• **Exercise**
Even where a line looks wrong, copy it exactly and include every entry.

(Items from an interface collection)
════════════════

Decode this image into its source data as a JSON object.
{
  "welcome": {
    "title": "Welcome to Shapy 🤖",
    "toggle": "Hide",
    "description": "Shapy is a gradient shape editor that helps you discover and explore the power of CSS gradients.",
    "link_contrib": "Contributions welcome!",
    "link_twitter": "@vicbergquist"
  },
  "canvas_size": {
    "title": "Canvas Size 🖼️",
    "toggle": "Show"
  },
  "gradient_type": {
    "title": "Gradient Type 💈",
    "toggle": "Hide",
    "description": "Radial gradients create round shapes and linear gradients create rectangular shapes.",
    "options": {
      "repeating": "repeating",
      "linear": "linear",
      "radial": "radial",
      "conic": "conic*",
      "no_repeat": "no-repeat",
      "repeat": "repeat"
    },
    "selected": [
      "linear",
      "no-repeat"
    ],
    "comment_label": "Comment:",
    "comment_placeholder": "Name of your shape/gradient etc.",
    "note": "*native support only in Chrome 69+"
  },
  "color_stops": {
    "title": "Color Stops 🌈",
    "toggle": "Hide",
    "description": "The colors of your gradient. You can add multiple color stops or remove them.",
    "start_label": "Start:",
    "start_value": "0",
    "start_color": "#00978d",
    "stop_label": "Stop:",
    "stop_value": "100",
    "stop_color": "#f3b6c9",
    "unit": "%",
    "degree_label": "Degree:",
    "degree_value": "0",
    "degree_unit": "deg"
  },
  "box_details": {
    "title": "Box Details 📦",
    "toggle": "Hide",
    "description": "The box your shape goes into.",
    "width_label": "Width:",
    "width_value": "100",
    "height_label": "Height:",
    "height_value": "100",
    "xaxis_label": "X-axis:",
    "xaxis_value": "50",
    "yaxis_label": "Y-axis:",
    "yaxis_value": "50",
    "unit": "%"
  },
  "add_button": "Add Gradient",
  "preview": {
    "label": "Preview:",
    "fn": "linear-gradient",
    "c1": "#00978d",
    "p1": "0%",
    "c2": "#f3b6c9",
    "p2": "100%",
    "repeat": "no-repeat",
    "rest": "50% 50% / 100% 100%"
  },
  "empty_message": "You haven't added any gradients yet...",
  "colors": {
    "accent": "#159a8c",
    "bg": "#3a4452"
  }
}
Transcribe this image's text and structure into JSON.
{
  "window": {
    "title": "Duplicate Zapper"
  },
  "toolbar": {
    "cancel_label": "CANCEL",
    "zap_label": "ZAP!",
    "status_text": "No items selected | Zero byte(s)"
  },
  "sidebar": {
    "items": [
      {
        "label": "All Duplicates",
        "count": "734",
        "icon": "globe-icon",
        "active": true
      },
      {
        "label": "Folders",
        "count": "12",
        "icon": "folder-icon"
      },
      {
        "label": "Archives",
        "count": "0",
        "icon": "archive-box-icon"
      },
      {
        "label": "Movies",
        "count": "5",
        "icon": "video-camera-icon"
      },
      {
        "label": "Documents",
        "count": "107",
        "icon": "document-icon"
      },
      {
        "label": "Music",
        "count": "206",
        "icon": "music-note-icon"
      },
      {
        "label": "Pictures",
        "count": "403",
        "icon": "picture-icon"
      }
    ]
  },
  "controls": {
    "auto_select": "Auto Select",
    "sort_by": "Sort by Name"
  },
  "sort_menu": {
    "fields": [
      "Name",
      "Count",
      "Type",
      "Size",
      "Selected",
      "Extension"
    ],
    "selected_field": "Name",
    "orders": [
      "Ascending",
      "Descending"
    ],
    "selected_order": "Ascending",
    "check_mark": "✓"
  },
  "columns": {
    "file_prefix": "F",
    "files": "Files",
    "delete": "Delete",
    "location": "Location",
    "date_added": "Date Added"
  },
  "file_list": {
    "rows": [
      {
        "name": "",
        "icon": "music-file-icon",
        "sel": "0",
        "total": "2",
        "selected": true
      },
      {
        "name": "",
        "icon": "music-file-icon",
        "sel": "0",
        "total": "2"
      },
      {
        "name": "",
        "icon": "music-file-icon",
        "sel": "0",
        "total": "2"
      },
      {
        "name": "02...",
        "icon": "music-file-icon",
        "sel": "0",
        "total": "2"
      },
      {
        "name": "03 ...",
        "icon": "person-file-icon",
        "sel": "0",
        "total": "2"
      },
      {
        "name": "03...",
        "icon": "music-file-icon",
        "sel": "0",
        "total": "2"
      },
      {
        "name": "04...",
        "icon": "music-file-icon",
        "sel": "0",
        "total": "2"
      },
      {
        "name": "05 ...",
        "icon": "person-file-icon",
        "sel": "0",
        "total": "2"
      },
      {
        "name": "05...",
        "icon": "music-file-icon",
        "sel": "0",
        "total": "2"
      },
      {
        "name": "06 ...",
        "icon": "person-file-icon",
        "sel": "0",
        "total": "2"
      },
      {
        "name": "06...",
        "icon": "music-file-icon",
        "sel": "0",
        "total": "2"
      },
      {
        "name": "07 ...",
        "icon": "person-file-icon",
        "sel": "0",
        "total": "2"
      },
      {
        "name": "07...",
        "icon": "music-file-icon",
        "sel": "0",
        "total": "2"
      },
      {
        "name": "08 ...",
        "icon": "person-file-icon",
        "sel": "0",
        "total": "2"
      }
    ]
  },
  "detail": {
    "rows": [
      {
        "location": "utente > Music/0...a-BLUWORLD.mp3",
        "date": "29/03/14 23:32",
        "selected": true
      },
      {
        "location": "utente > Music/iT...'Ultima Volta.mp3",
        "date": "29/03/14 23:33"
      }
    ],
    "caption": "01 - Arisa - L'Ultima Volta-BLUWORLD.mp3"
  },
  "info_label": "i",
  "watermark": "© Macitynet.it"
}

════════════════

• **Answer**
Decode this image into its source data as a JSON object.
{
  "welcome": {
    "title": "Welcome to Shapy 🤖",
    "toggle": "Hide",
    "description": "Shapy is a gradient shape editor that helps you discover and explore the power of CSS gradients.",
    "link_contrib": "Contributions welcome!",
    "link_twitter": "@vicbergquist"
  },
  "canvas_size": {
    "title": "Canvas Size 🖼️",
    "toggle": "Show"
  },
  "gradient_type": {
    "title": "Gradient Type 💈",
    "toggle": "Hide",
    "description": "Radial gradients create round shapes and linear gradients create rectangular shapes.",
    "options": {
      "repeating": "repeating",
      "linear": "linear",
      "radial": "radial",
      "conic": "conic*",
      "no_repeat": "no-repeat",
      "repeat": "repeat"
    },
    "selected": [
      "linear",
      "no-repeat"
    ],
    "comment_label": "Comment:",
    "comment_placeholder": "Name of your shape/gradient etc.",
    "note": "*native support only in Chrome 69+"
  },
  "color_stops": {
    "title": "Color Stops 🌈",
    "toggle": "Hide",
    "description": "The colors of your gradient. You can add multiple color stops or remove them.",
    "start_label": "Start:",
    "start_value": "0",
    "start_color": "#00978d",
    "stop_label": "Stop:",
    "stop_value": "100",
    "stop_color": "#f3b6c9",
    "unit": "%",
    "degree_label": "Degree:",
    "degree_value": "0",
    "degree_unit": "deg"
  },
  "box_details": {
    "title": "Box Details 📦",
    "toggle": "Hide",
    "description": "The box your shape goes into.",
    "width_label": "Width:",
    "width_value": "100",
    "height_label": "Height:",
    "height_value": "100",
    "xaxis_label": "X-axis:",
    "xaxis_value": "50",
    "yaxis_label": "Y-axis:",
    "yaxis_value": "50",
    "unit": "%"
  },
  "add_button": "Add Gradient",
  "preview": {
    "label": "Preview:",
    "fn": "linear-gradient",
    "c1": "#00978d",
    "p1": "0%",
    "c2": "#f3b6c9",
    "p2": "100%",
    "repeat": "no-repeat",
    "rest": "50% 50% / 100% 100%"
  },
  "empty_message": "You haven't added any gradients yet...",
  "colors": {
    "accent": "#159a8c",
    "bg": "#3a4452"
  }
}
Transcribe this image's text and structure into JSON.
{
  "window": {
    "title": "Duplicate Zapper"
  },
  "toolbar": {
    "cancel_label": "CANCEL",
    "zap_label": "ZAP!",
    "status_text": "No items selected | Zero byte(s)"
  },
  "sidebar": {
    "items": [
      {
        "label": "All Duplicates",
        "count": "734",
        "icon": "globe-icon",
        "active": true
      },
      {
        "label": "Folders",
        "count": "12",
        "icon": "folder-icon"
      },
      {
        "label": "Archives",
        "count": "0",
        "icon": "archive-box-icon"
      },
      {
        "label": "Movies",
        "count": "5",
        "icon": "video-camera-icon"
      },
      {
        "label": "Documents",
        "count": "107",
        "icon": "document-icon"
      },
      {
        "label": "Music",
        "count": "206",
        "icon": "music-note-icon"
      },
      {
        "label": "Pictures",
        "count": "403",
        "icon": "picture-icon"
      }
    ]
  },
  "controls": {
    "auto_select": "Auto Select",
    "sort_by": "Sort by Name"
  },
  "sort_menu": {
    "fields": [
      "Name",
      "Count",
      "Type",
      "Size",
      "Selected",
      "Extension"
    ],
    "selected_field": "Name",
    "orders": [
      "Ascending",
      "Descending"
    ],
    "selected_order": "Ascending",
    "check_mark": "✓"
  },
  "columns": {
    "file_prefix": "F",
    "files": "Files",
    "delete": "Delete",
    "location": "Location",
    "date_added": "Date Added"
  },
  "file_list": {
    "rows": [
      {
        "name": "",
        "icon": "music-file-icon",
        "sel": "0",
        "total": "2",
        "selected": true
      },
      {
        "name": "",
        "icon": "music-file-icon",
        "sel": "0",
        "total": "2"
      },
      {
        "name": "",
        "icon": "music-file-icon",
        "sel": "0",
        "total": "2"
      },
      {
        "name": "02...",
        "icon": "music-file-icon",
        "sel": "0",
        "total": "2"
      },
      {
        "name": "03 ...",
        "icon": "person-file-icon",
        "sel": "0",
        "total": "2"
      },
      {
        "name": "03...",
        "icon": "music-file-icon",
        "sel": "0",
        "total": "2"
      },
      {
        "name": "04...",
        "icon": "music-file-icon",
        "sel": "0",
        "total": "2"
      },
      {
        "name": "05 ...",
        "icon": "person-file-icon",
        "sel": "0",
        "total": "2"
      },
      {
        "name": "05...",
        "icon": "music-file-icon",
        "sel": "0",
        "total": "2"
      },
      {
        "name": "06 ...",
        "icon": "person-file-icon",
        "sel": "0",
        "total": "2"
      },
      {
        "name": "06...",
        "icon": "music-file-icon",
        "sel": "0",
        "total": "2"
      },
      {
        "name": "07 ...",
        "icon": "person-file-icon",
        "sel": "0",
        "total": "2"
      },
      {
        "name": "07...",
        "icon": "music-file-icon",
        "sel": "0",
        "total": "2"
      },
      {
        "name": "08 ...",
        "icon": "person-file-icon",
        "sel": "0",
        "total": "2"
      }
    ]
  },
  "detail": {
    "rows": [
      {
        "location": "utente > Music/0...a-BLUWORLD.mp3",
        "date": "29/03/14 23:32",
        "selected": true
      },
      {
        "location": "utente > Music/iT...'Ultima Volta.mp3",
        "date": "29/03/14 23:33"
      }
    ],
    "caption": "01 - Arisa - L'Ultima Volta-BLUWORLD.mp3"
  },
  "info_label": "i",
  "watermark": "© Macitynet.it"
}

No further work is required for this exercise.